Come Sundown have a unique view of themselves and what they do. A view that I could never write better myself… “Once everything is gone and Earth is nothing more than a pockmarked moonscape, a rover similar to the one exploring Mars right now, will make its way across our once great land. As the rover examines samples of irradiated soil and transmits the data to the distant civilisation from which it came, it unknowingly parks above an artefact buried deep in a layer of sedimentary ash. It is possible that this artefact once bore the name Come Sundown.”
Japan native Ryohei Kawanishi is at the helm of LANDLORD as designer and creative director, having created the brand in 2015. He graduated from Parsons School of Design the same year with a Masters of Fine Arts in Fashion Design and Society, having studied at Central Saint Martins College of Arts and Design in London in 2011, so he knows what he’s talking about when it comes to the future of fashion design… tees too.
For those who don’t know Avi Gold, he grew up in downtown Vancouver where his interest in street culture was born.

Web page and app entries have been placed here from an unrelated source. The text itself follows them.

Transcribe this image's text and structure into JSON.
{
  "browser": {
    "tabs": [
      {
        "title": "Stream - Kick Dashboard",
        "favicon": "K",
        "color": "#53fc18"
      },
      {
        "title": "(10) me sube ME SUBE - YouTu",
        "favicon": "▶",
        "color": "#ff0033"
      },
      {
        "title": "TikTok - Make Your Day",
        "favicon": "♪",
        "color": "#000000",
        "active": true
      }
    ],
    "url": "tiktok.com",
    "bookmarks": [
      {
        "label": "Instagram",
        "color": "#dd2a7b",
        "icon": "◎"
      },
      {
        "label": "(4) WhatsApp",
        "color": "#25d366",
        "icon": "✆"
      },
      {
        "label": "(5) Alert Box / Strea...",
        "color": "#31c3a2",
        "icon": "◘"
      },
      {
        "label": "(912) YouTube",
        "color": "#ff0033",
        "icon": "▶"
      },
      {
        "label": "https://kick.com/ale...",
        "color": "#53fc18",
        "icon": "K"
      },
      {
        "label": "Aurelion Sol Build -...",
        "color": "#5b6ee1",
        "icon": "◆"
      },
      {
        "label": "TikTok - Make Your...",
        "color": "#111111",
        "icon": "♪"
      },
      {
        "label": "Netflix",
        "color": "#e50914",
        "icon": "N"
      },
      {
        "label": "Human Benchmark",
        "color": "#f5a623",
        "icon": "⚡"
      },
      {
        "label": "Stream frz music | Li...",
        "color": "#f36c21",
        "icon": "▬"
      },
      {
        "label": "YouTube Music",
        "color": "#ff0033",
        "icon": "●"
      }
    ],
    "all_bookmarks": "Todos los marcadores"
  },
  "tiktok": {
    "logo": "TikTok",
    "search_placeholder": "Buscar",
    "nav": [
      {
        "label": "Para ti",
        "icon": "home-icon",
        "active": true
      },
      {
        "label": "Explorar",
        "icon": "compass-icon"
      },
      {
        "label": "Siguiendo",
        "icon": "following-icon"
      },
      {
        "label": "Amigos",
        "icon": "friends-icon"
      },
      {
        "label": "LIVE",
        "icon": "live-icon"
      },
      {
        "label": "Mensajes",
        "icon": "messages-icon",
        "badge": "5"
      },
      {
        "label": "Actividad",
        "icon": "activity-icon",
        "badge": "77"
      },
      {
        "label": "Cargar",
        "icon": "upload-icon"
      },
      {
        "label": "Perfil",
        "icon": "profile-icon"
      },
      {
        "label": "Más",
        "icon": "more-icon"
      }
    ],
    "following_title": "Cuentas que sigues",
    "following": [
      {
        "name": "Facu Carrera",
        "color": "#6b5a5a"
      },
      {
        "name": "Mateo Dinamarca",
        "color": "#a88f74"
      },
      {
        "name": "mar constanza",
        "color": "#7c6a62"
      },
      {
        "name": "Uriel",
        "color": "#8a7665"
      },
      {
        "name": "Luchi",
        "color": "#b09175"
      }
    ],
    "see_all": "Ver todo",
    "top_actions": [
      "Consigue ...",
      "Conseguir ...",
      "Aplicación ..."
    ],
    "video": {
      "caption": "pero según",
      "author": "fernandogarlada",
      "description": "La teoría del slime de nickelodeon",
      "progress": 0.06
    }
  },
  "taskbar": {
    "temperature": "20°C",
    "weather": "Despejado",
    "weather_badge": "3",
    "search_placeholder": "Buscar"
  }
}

A longtime Sneeze Magazine contributor, Gold also has a hand in many other notable projects. Better (formerly Bootleg Is Better), has come into it’s own over the past year, ending 2017 with a pop-up at Dover Street Market in London. The brand, signified by its name, uses obvious points of reference for its design that can sometimes border on copyright infringement… or does it?
Another name associated with Dover Street Market, IDEA is actually the book concession store at DSM, sourcing some of the rarest and most interesting books from around the world and publishing their own to add to the pile. Outside of books, they also produce their own line of tees. The above is from a series in which they took the most popular images on their Instagram account, taken from books they sold, reached out to the creators of said images for permission and put those images on tees. Simply ingenious.
Our last brand is GRINDLONDON – not to be confused with the line of swanky coffee shops. The brand is a longtime London stalwart and has focused on developing an honest approach to what they label “road-ready” menswear, mixing original concepts with the brand’s own roots and culture. Drawing inspiration from many of London’s subcultures, past and present, they aim to embody all the good and bad that London has contributed to world attitudes, magnifying these qualities through their “clean and direct aesthetic.”